Posts Tagged ‘Osama’

(A Girl Named) Osama

By: Jonas Cukierman

A young Afghan girl must pass herself off as a boy (Osama) to help her family after the Taliban,   closes the hospital where she and her mother work.

Along with the film Kandahar , Osama is one of the most thorough depictions of how women are treated in a fanatical world where men are untouchable and laws are enforced at the whim of a few religious hardliners.

The locations and cinematography are a testimony to the time and place in which our characters evolve. As far as the eye can see, there exists a small village neck-deep in poverty, squalor, and the iron-fisted, looming shadow of the Taliban. There is not a subject more pervasive than this film as far as epitomizing the lack of women’s rights in a place where such basic entitlements as medical care are virtually nonexistent.

There is one scene in particular which is especially powerful in its own, unassuming way. While taking part in a wedding ceremony, a group of women’s festivities are cut short by the arrival of Taliban officials. As soon as they turn up, the veils go on,  and the joyous adulations of celebration cleverly turn into cries and wails of a funeral rite.

Osama’s beauty as a film rests in its simplicity, as well as the character’s newfound self-awareness. Furthermore, the film’s allure is reflected in director Siddiq Barmak‘s, use of contrasting colors. The saturated blues of the women’s garb are the flower in the cement garden of grey, dilapidated houses and crumbling walls into which the invisible, yet unmistakable presence of souls are felt; souls whose lives have been inextricable turned upside-down by war, famine, and hardship.

Audiences will hopefully be astonished at the richness of a people and their religious beliefs, which are fueled by frenetic radicalism on one hand, and a truly peaceful devotion to God on the other.

In the end, viewers and Osama are exposed  to the bleak and unfortunate prospects reserved for women in such a dark period in Afghanistan’s history.

Soon after Osama’s real identity is discovered, she is married off to a man old enough to be her grandfather – and then some.

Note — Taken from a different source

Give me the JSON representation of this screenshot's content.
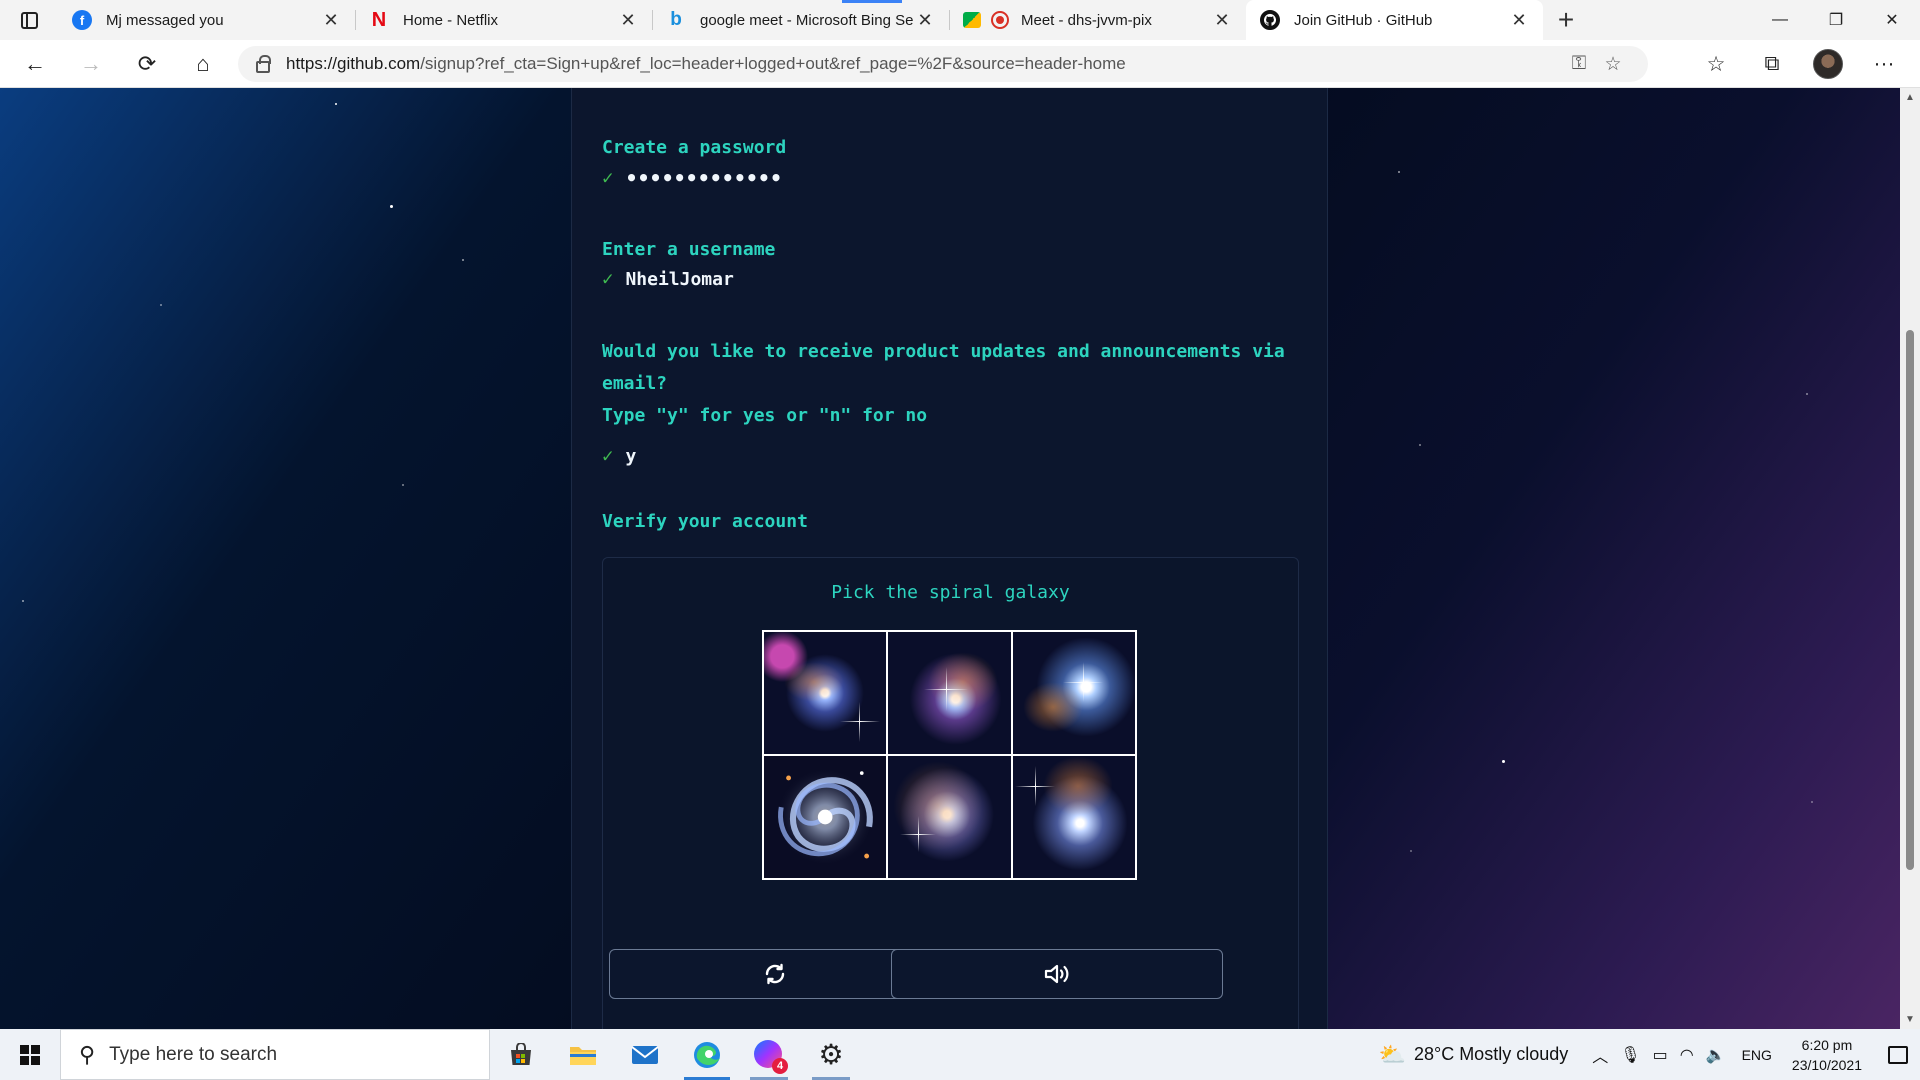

However, the bitter end is perhaps the most redeeming quality of the film. The fact we are, like Osama, the focus of a realistic ending is reason enough to ponder the history of how such patriarchal societies came into existence.

Images of director Siddiq Barmak and Osama:


Images of the Taliban: